Photo of girl on scooter, man holding child's hand walking, and a person on a bicycle in Golden Gate ParkToday, the San Francisco Recreation and Park Department (RPD) and the SFMTA are jointly launching the Golden Gate Park Access and Safety Program, an effort to consider a post-pandemic set of closed or restricted access streets and mobility choices in San Francisco’s most iconic park.

During the first weeks of the pandemic, RPD closed JFK Drive on the east side of the park to drivers, following up with additional segments on the west side including Middle Drive and MLK. Closing these streets in 2020 was a step in decades of reducing the number of streets for cars in the park, and furthered a long conversation about opening JFK Drive to people walking, biking, scooting, rolling, dancing, and skating.

We’ve been monitoring and learning from the current car-free streets in the park. Since the closure, we’ve seen almost 7 million walking, biking, and rolling trips on JFK Drive, representing a 36% increase in people visiting the Park on the car-free route (compared to pre-pandemic visits).  With the elimination of cut-through traffic there have been no serious injury collisions on the car-free route (there were more than 50 such collisions over the 5 years prior). We have also seen faster transit service on the 44 O’Shaughnessy Muni line, which travels through the Music Concourse and serves the Bayview & Excelsior neighborhoods.

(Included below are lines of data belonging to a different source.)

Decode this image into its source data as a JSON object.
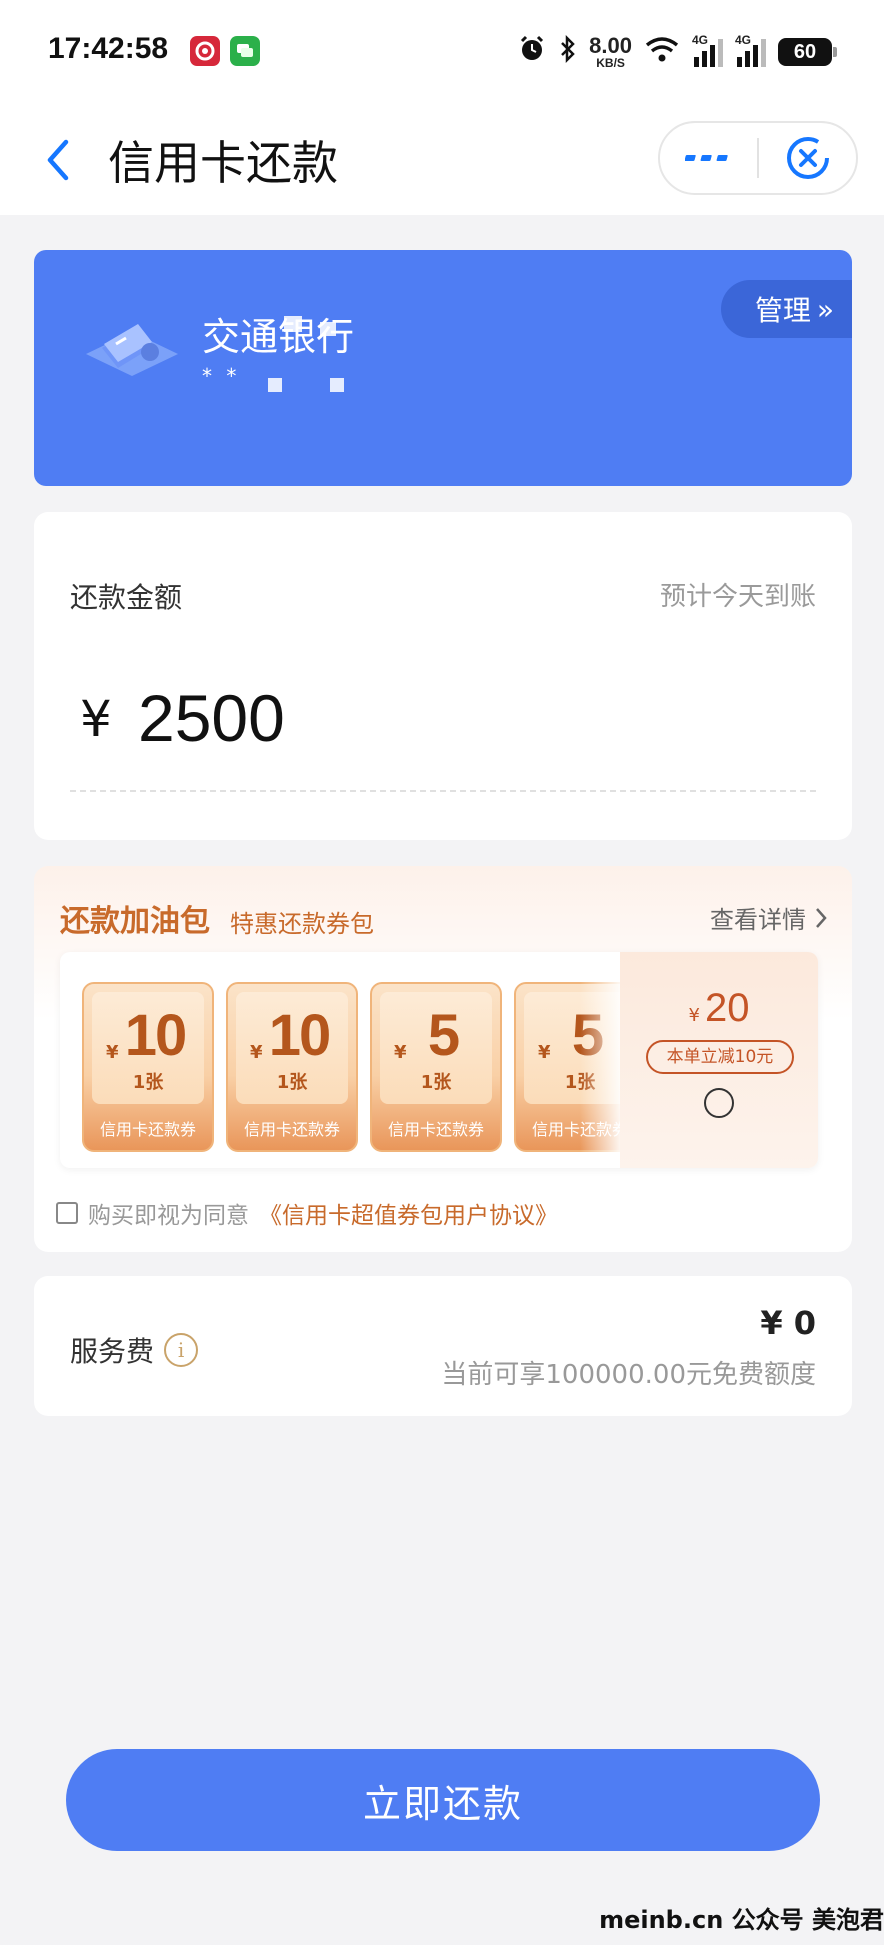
{
  "status_bar": {
    "time": "17:42:58",
    "net_speed_value": "8.00",
    "net_speed_unit": "KB/S",
    "signal_1_label": "4G",
    "signal_2_label": "4G",
    "battery": "60"
  },
  "nav": {
    "title": "信用卡还款"
  },
  "bank_card": {
    "bank_name": "交通银行",
    "card_number_masked": "* *  ",
    "manage_label": "管理",
    "manage_arrow": "»"
  },
  "amount": {
    "label": "还款金额",
    "arrival_note": "预计今天到账",
    "currency": "¥",
    "value": "2500"
  },
  "promo": {
    "title": "还款加油包",
    "subtitle": "特惠还款券包",
    "detail_label": "查看详情",
    "coupons": [
      {
        "yen": "¥",
        "value": "10",
        "qty": "1张",
        "tag": "信用卡还款券"
      },
      {
        "yen": "¥",
        "value": "10",
        "qty": "1张",
        "tag": "信用卡还款券"
      },
      {
        "yen": "¥",
        "value": "5",
        "qty": "1张",
        "tag": "信用卡还款券"
      },
      {
        "yen": "¥",
        "value": "5",
        "qty": "1张",
        "tag": "信用卡还款券"
      }
    ],
    "bundle_currency": "¥",
    "bundle_price": "20",
    "bundle_badge": "本单立减10元",
    "agree_text": "购买即视为同意",
    "agree_link": "《信用卡超值券包用户协议》"
  },
  "fee": {
    "label": "服务费",
    "value": "¥ 0",
    "note": "当前可享100000.00元免费额度"
  },
  "pay_button_label": "立即还款",
  "watermark": "meinb.cn  公众号 美泡君",
  "colors": {
    "primary_blue": "#4f7df3",
    "promo_orange": "#c86a2b",
    "background": "#f3f3f5"
  }
}
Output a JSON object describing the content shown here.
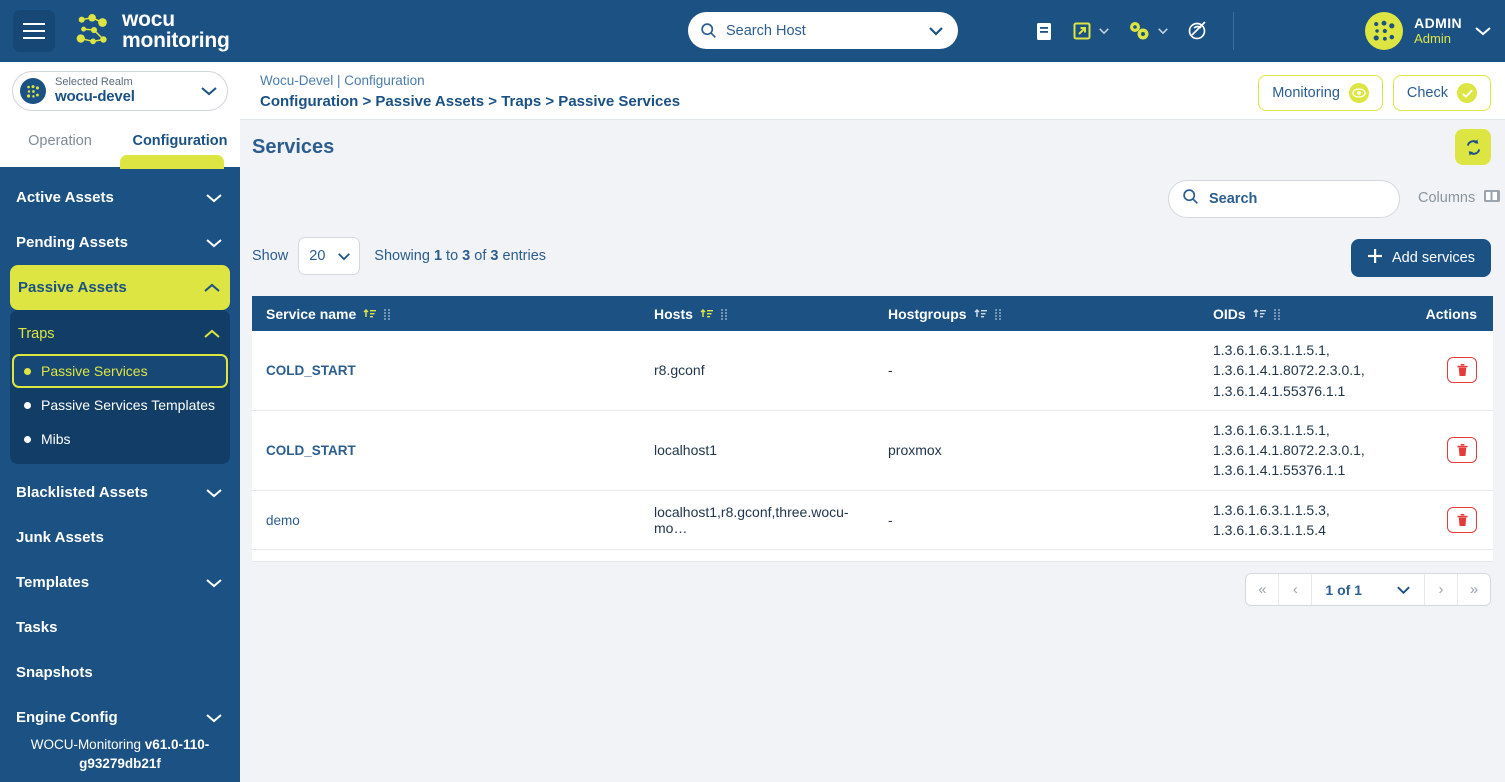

However, in addition to these successes, there have been access challenges for popular destinations and for park visitors in the disability community. The purpose of the Golden Gate Park Access and Safety Program is to bring a broad array of project proposals that can make access to the park even better than before the COVID closure while still retaining the traffic safety and park experience improvements we’ve experienced.

So now we’re ready to ask you:

  • Which streets should be closed to cars post-pandemic in Golden Gate Park?
  • What new or improved mobility options can be implemented to make these closures work for everyone?

Today, we’re launching our public outreach process through the GGP Access and Safety Online Open House, and with scheduled virtual information sessions and in-park tours. The proposals include potential street closures within Golden Gate Park, improved access to mobility services like the park shuttle, taxis, bikeshare, scootershare, pedicabs and more.

The upcoming public events include:

You can also contact us at if you’d like a presentation for your organization, or to give us direct feedback. More information about how to engage in the program and the overall effort is on our webpage. We look forward to working with you to make Golden Gate Park safe and accessible for everyone.